Search the entries for the word "hours". Copy every line that holds it.
:: Data records
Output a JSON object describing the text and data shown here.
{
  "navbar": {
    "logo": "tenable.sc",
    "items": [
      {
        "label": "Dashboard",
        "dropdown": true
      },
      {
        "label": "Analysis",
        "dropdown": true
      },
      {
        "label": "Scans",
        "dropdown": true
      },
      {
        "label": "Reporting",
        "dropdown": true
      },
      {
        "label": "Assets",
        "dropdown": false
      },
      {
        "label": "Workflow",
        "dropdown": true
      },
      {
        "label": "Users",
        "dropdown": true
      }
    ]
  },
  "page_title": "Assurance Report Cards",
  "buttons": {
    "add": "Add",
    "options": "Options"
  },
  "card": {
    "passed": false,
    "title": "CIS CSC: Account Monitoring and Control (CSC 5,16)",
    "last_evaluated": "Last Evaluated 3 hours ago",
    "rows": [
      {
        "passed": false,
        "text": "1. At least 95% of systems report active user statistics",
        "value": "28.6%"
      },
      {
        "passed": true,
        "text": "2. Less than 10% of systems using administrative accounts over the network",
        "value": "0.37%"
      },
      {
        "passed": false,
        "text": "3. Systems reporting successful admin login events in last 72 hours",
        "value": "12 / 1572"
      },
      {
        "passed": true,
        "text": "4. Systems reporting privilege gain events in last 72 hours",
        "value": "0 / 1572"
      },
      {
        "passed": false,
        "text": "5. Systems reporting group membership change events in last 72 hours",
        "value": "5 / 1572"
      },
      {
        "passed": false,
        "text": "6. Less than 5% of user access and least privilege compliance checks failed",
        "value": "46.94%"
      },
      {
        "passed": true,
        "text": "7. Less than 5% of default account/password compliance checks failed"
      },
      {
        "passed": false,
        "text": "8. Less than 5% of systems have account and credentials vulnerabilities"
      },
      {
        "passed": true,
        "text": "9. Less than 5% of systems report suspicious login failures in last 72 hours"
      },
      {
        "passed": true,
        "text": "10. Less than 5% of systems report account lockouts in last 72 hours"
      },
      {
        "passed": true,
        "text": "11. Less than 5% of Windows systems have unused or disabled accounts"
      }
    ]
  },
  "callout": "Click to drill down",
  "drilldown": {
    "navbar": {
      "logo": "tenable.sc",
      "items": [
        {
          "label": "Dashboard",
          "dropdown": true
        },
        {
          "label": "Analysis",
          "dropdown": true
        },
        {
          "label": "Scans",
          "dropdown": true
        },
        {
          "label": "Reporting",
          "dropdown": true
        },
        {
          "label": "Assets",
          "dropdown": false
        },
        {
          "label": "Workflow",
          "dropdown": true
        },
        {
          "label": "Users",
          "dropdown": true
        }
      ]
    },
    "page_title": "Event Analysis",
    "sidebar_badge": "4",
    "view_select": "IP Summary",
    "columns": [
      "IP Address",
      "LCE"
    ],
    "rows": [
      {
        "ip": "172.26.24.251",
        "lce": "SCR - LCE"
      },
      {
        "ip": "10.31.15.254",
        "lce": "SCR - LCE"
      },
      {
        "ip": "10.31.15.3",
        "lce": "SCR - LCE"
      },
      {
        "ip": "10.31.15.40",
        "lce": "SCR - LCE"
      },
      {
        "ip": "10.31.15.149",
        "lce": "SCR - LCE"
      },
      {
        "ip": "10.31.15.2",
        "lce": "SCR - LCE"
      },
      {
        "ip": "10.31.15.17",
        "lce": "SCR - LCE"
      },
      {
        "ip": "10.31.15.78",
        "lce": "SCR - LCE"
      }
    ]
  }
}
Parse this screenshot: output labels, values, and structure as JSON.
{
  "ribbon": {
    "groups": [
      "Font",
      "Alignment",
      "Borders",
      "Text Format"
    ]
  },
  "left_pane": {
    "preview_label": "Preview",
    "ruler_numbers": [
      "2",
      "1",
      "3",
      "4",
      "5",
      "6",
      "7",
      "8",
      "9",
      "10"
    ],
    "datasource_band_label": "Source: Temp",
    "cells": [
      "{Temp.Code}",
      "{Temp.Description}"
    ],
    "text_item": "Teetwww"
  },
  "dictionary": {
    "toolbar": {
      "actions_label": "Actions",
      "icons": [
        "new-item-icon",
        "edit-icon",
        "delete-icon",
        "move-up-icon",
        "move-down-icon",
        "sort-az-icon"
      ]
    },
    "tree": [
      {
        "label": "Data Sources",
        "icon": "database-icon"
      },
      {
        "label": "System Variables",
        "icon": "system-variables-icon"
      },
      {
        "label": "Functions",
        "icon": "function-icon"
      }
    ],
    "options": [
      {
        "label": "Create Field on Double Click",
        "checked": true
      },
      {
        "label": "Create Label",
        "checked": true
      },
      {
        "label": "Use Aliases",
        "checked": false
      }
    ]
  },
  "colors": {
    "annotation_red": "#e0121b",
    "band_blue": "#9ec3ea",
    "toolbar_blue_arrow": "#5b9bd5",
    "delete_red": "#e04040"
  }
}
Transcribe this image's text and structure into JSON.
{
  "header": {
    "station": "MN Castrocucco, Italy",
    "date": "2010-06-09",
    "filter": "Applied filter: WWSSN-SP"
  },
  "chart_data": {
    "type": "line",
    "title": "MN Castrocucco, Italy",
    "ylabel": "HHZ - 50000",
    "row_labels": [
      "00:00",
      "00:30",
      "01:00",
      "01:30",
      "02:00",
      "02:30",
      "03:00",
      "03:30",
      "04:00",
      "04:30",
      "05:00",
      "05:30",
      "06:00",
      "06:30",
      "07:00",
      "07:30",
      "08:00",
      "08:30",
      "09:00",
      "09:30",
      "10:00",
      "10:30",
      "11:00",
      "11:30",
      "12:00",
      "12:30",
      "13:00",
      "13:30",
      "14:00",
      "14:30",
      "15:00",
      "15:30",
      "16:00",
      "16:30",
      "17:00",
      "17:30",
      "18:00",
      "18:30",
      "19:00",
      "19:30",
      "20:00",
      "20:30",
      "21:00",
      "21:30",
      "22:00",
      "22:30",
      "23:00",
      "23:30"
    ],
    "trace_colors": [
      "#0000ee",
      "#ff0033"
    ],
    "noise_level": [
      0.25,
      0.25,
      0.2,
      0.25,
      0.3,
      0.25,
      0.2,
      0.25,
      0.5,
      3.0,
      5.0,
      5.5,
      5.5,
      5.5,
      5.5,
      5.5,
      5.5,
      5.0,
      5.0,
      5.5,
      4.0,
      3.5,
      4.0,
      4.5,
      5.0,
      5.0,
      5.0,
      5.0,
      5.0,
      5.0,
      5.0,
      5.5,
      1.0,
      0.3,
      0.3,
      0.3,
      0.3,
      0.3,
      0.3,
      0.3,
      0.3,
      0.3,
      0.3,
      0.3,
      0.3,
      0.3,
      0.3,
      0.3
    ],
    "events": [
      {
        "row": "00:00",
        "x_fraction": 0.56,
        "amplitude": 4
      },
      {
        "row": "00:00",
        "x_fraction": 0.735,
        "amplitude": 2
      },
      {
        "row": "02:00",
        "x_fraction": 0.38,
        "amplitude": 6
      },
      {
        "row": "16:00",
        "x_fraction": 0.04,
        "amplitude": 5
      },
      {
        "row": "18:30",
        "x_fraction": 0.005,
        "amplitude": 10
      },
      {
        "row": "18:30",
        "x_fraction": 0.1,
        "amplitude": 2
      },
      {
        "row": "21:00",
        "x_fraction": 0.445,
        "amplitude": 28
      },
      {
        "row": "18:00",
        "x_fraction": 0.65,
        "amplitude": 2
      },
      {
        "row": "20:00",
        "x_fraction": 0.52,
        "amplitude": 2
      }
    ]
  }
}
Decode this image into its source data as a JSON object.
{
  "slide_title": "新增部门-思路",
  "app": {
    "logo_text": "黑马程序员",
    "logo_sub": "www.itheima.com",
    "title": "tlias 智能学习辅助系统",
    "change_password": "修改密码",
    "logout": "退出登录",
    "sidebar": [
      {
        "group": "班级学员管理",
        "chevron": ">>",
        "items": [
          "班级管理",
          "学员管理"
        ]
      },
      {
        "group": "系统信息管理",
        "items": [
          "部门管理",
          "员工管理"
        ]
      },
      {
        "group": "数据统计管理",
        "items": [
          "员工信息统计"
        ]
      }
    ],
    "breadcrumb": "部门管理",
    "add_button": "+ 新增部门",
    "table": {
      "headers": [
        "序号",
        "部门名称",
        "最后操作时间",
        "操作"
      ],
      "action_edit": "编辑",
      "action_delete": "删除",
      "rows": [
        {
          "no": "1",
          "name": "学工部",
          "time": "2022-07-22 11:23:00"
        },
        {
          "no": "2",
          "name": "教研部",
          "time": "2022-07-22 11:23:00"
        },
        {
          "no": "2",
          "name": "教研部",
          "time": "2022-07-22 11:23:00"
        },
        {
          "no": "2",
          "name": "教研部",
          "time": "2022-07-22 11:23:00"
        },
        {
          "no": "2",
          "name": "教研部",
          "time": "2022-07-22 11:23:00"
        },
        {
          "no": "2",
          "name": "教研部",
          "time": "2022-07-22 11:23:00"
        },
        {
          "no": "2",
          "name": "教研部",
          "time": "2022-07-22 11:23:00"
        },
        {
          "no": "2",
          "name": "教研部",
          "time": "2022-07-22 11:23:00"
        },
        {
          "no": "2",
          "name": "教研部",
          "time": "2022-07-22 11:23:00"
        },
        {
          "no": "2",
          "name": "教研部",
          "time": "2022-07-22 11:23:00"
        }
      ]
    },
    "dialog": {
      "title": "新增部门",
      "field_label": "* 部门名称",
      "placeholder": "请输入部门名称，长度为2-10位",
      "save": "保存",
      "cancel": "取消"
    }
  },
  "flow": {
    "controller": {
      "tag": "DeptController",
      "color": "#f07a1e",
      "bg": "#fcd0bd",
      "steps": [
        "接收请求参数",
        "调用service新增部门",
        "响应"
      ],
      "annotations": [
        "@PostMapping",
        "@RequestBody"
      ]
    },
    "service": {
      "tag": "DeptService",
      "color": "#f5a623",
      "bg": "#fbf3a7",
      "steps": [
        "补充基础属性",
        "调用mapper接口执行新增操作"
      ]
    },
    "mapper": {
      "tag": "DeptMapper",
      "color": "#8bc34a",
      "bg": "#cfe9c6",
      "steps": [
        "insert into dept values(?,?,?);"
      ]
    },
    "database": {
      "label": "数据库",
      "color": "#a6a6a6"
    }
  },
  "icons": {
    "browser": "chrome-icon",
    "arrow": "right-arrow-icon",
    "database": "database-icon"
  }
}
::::
* Answer space:
    "last_evaluated": "Last Evaluated 3 hours ago",
        "text": "3. Systems reporting successful admin login events in last 72 hours",
        "text": "4. Systems reporting privilege gain events in last 72 hours",
        "text": "5. Systems reporting group membership change events in last 72 hours",
        "text": "9. Less than 5% of systems report suspicious login failures in last 72 hours"
        "text": "10. Less than 5% of systems report account lockouts in last 72 hours"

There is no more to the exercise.